Los Angeles Clippers
12/9 Signed Caron Butler
The Clipps gave Butler three years and $24 million, which strikes me as generous. Butler is coming of knee surgery that ended 2010-11 early and he was below average the last two years when he did play. Taking a flier on Butler makes sense but three years is too long. At best, he should be working on a one-year deal with an option. I know the Clipps needed to spend to meet the salary minimums but they could’ve just overpaid for one year and let Butler prove he is healthy and still can play.
Los Angeles Lakers
12/9 Signed Jason Kapono
Kapono is the definition of one dimensional and was terrible when he did play last year. As a three-point shooter, he isn’t a terrible idea to pair with Kobe on a one-year in hopes of getting a Steve Kerr-type gig.
12/9 Re-signed Mario Chalmers, James Jones, and Juwan Howard and signed Shane Battier
12/10 Signed Eddy Curry
As the Heat try to bolster the bench for another title run, they have taken on some interesting vets. Battier is 33 and is slowly losing most of his offensive value but looks like he can still defend in spurts. In short, he is a less dirty version of Bruce Bowen at this point. This will level of specialization will be of use to a team like Miami and the contract is pretty cheap (three years and $9 million). The other signing, Curry is unlikely to pan out. Curry has been injured and fat for several years now and didn’t board or defend much during his best years. If Heat fans want to be optimistic, Pat Riley and the Heat did turn Ike Austin (another skilled big man with weight/caring isues) into a useful player in 1996-97 briefly.

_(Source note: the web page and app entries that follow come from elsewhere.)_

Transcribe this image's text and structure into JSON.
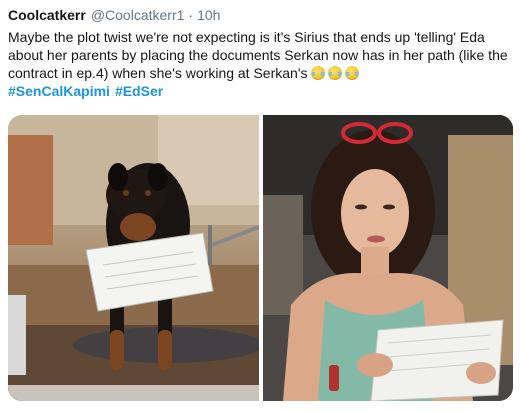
{
  "tweet": {
    "display_name": "Coolcatkerr",
    "handle": "@Coolcatkerr1",
    "separator": "·",
    "time": "10h",
    "text": "Maybe the plot twist we're not expecting is it's Sirius that ends up 'telling' Eda about her parents by placing the documents Serkan now has in her path (like the contract in ep.4) when she's working at Serkan's",
    "emoji": [
      "tears-of-joy-emoji",
      "tears-of-joy-emoji",
      "tears-of-joy-emoji"
    ],
    "hashtags": [
      "#SenCalKapimi",
      "#EdSer"
    ]
  },
  "colors": {
    "link": "#1b95e0",
    "text": "#14171a",
    "muted": "#657786"
  }
}
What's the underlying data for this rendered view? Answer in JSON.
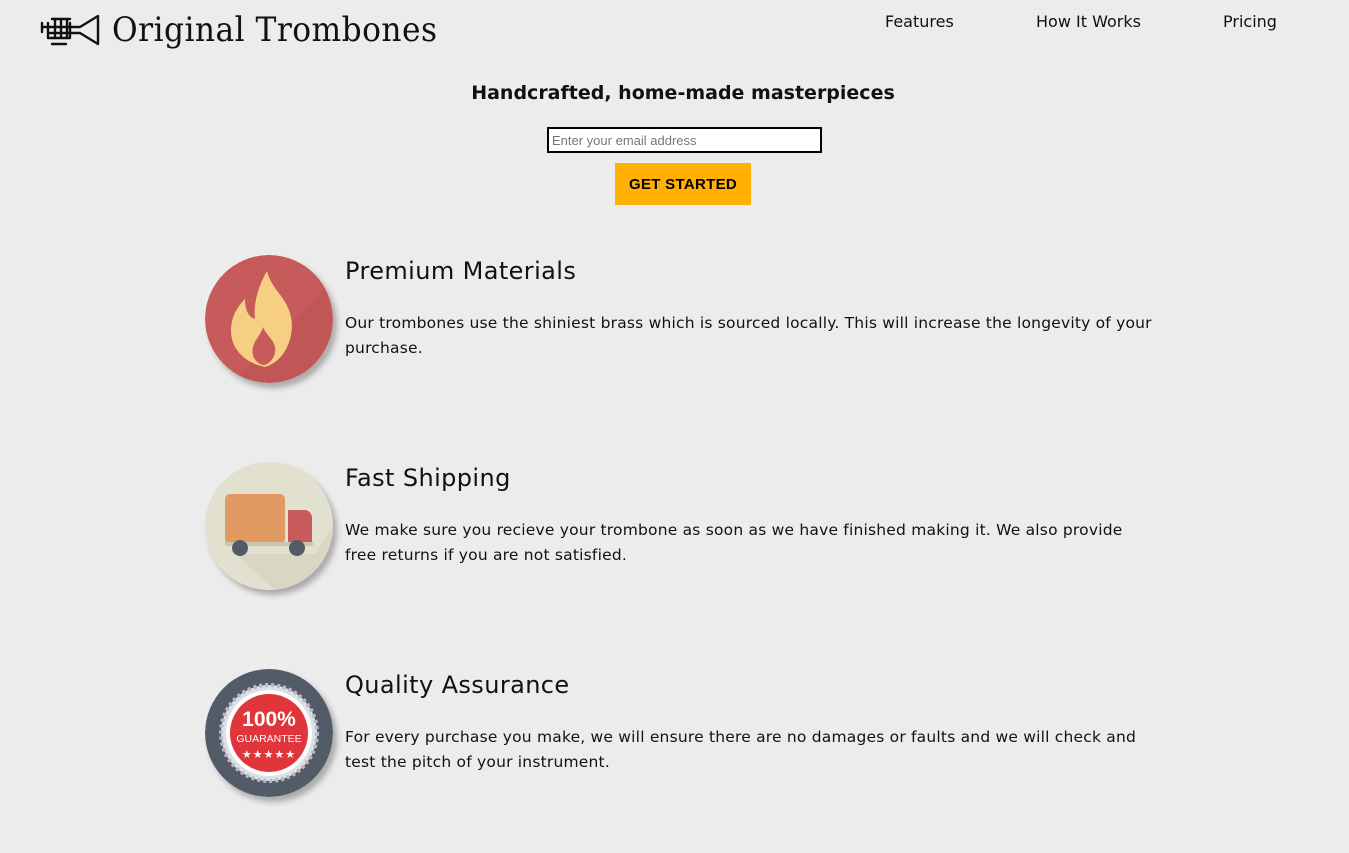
{
  "brand": {
    "name": "Original Trombones",
    "logo_icon": "trumpet-icon"
  },
  "nav": {
    "items": [
      {
        "label": "Features"
      },
      {
        "label": "How It Works"
      },
      {
        "label": "Pricing"
      }
    ]
  },
  "hero": {
    "title": "Handcrafted, home-made masterpieces",
    "email_placeholder": "Enter your email address",
    "email_value": "",
    "cta_label": "GET STARTED"
  },
  "features": [
    {
      "icon": "flame-icon",
      "title": "Premium Materials",
      "description": "Our trombones use the shiniest brass which is sourced locally. This will increase the longevity of your purchase."
    },
    {
      "icon": "delivery-truck-icon",
      "title": "Fast Shipping",
      "description": "We make sure you recieve your trombone as soon as we have finished making it. We also provide free returns if you are not satisfied."
    },
    {
      "icon": "guarantee-badge-icon",
      "title": "Quality Assurance",
      "description": "For every purchase you make, we will ensure there are no damages or faults and we will check and test the pitch of your instrument.",
      "badge_text": {
        "percent": "100%",
        "label": "GUARANTEE"
      }
    }
  ],
  "colors": {
    "background": "#ececec",
    "cta": "#ffb000",
    "flame_circle": "#c75b5b",
    "flame": "#f6cf85",
    "truck_circle": "#e2e0ce",
    "badge_circle": "#535a68",
    "badge_red": "#e0353b"
  }
}
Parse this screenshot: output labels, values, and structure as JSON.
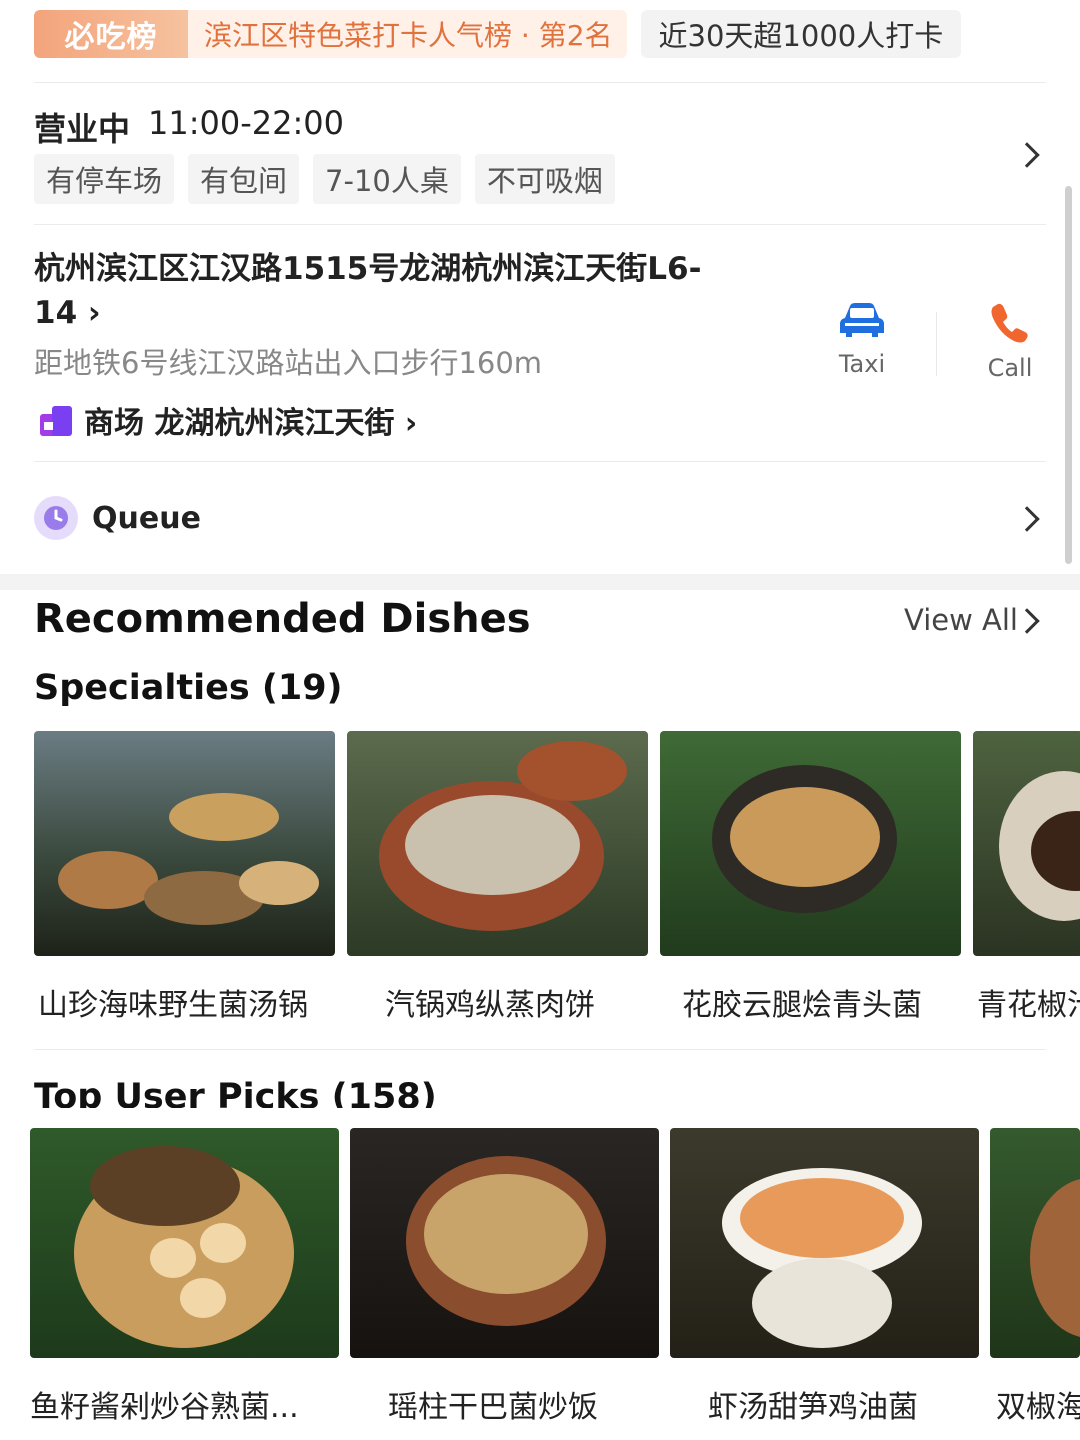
{
  "badges": {
    "rank_label": "必吃榜",
    "rank_text": "滨江区特色菜打卡人气榜 · 第2名",
    "rank_chevron": "›",
    "checkin_text": "近30天超1000人打卡"
  },
  "hours": {
    "status": "营业中",
    "time": "11:00-22:00"
  },
  "tags": [
    "有停车场",
    "有包间",
    "7-10人桌",
    "不可吸烟"
  ],
  "address": {
    "line": "杭州滨江区江汉路1515号龙湖杭州滨江天街L6-14 ›",
    "subway": "距地铁6号线江汉路站出入口步行160m",
    "mall_label": "商场  龙湖杭州滨江天街 ›"
  },
  "actions": {
    "taxi": "Taxi",
    "call": "Call"
  },
  "queue": {
    "label": "Queue"
  },
  "recommended": {
    "title": "Recommended Dishes",
    "view_all": "View All",
    "specialties": {
      "title": "Specialties (19)",
      "dishes": [
        "山珍海味野生菌汤锅",
        "汽锅鸡纵蒸肉饼",
        "花胶云腿烩青头菌",
        "青花椒汁"
      ]
    },
    "user_picks": {
      "title": "Top User Picks (158)",
      "dishes": [
        "鱼籽酱剁炒谷熟菌...",
        "瑶柱干巴菌炒饭",
        "虾汤甜笋鸡油菌",
        "双椒海"
      ]
    }
  },
  "colors": {
    "accent_orange": "#e0723e",
    "taxi_blue": "#1f6fe0",
    "call_orange": "#f0662e",
    "queue_purple": "#9a7bea"
  }
}
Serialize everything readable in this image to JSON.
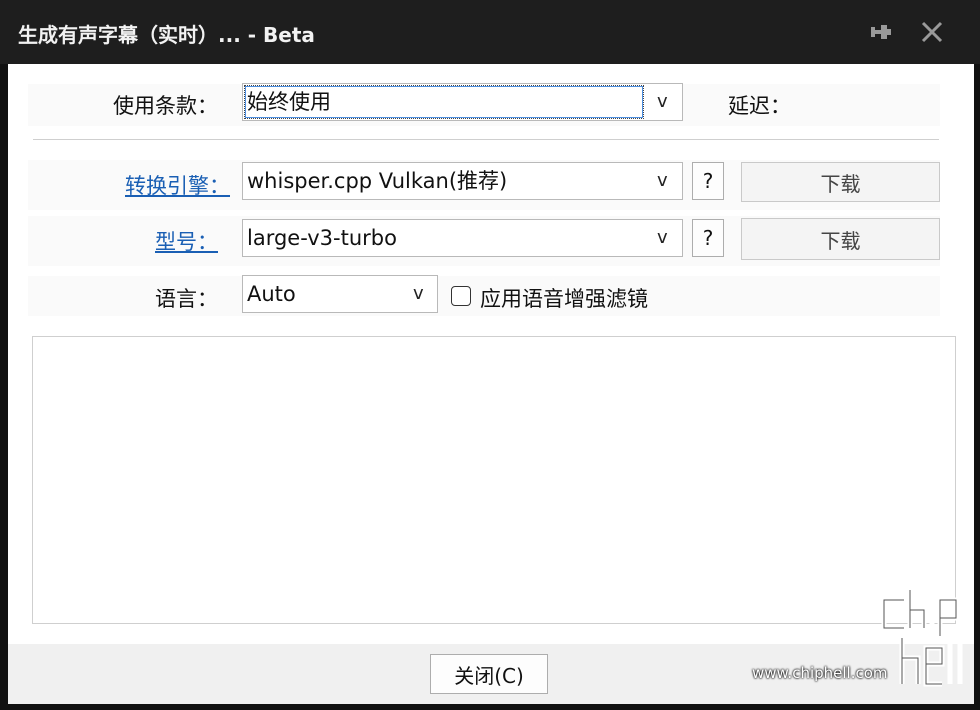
{
  "window": {
    "title": "生成有声字幕（实时）... - Beta",
    "pin_icon": "pin-icon",
    "close_icon": "close-icon"
  },
  "terms": {
    "label": "使用条款：",
    "value": "始终使用",
    "arrow": "v",
    "delay_label": "延迟："
  },
  "engine": {
    "label": "转换引擎：",
    "value": "whisper.cpp Vulkan(推荐)",
    "arrow": "v",
    "help": "?",
    "download": "下载"
  },
  "model": {
    "label": "型号：",
    "value": "large-v3-turbo",
    "arrow": "v",
    "help": "?",
    "download": "下载"
  },
  "language": {
    "label": "语言：",
    "value": "Auto",
    "arrow": "v",
    "filter_label": "应用语音增强滤镜",
    "filter_checked": false
  },
  "output": {
    "text": ""
  },
  "footer": {
    "close_label": "关闭(C)"
  },
  "watermark": {
    "logo_text": "chip hell",
    "url": "www.chiphell.com"
  },
  "colors": {
    "titlebar": "#1e1e1e",
    "link": "#1a5fb4"
  }
}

12/9 Traded Keyon Dooling and a second-round pick to Boston for the draft rights to Albert Miralles
12/10 Signed Mike Dunleavy and re-signed Luc Richard Mbah a Moute
Dunleavy’s star potential has run but he’s still useful, especially at two years and $7.5 million reported. The discounted price reflects Dunleavy’s injuries the last few years (he missed 36 games combined the last two years after missing most of the 2008-09), as well as the fact that he never really has put together above-average numbers outside of 2007-08.